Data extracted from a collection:
================

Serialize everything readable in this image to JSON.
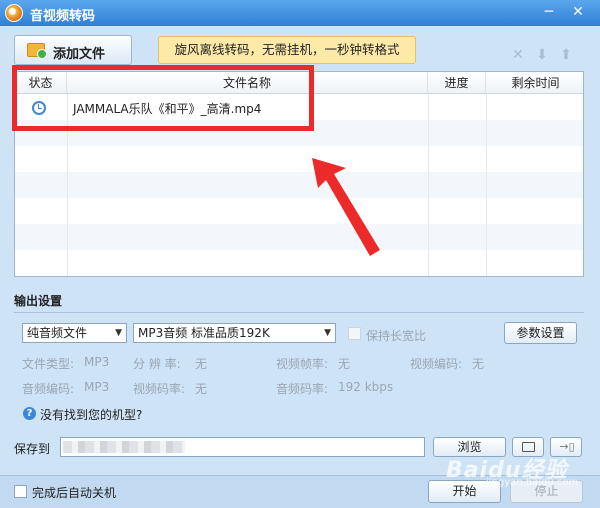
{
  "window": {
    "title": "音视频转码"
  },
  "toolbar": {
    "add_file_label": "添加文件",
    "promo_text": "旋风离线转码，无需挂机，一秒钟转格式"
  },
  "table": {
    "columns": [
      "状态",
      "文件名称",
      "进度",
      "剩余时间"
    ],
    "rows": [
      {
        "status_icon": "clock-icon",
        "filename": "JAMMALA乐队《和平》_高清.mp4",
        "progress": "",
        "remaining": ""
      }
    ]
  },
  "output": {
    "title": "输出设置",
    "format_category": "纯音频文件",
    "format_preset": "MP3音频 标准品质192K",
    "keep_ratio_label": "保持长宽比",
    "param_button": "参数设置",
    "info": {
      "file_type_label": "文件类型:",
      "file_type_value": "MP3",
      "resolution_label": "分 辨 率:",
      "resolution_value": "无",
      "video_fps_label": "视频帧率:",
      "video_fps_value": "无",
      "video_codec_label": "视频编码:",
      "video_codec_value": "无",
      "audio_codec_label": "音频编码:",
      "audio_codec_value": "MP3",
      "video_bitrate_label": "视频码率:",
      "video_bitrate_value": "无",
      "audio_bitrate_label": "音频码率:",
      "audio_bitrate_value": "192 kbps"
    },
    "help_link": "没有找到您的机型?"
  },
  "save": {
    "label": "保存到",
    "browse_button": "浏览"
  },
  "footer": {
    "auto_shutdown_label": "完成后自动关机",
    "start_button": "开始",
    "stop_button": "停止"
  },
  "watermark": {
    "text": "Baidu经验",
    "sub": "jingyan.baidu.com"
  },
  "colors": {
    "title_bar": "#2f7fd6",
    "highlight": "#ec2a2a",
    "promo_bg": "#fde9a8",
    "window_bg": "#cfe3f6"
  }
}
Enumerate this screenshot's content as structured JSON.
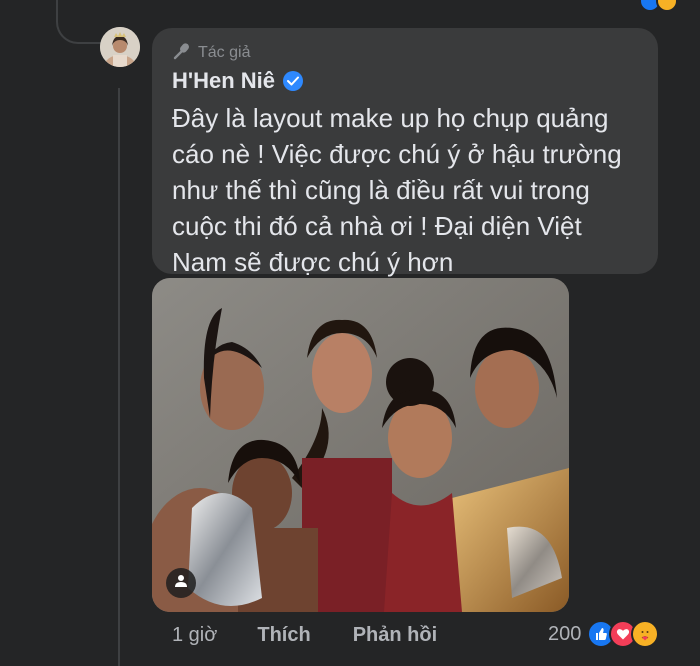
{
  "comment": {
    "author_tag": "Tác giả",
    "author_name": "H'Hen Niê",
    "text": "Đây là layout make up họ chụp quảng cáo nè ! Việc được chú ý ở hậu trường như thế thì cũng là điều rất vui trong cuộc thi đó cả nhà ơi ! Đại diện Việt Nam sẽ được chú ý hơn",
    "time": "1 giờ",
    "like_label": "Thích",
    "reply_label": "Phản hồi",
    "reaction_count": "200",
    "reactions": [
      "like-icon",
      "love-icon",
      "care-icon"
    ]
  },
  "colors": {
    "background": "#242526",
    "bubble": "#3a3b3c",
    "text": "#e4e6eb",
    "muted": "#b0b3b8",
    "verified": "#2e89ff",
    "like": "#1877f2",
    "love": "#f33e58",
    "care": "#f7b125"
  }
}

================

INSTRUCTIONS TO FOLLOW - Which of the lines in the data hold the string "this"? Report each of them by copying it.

FINISHED EXERCISE -
Serialize everything readable in this image to JSON.
Enumerate this screenshot's content as structured JSON.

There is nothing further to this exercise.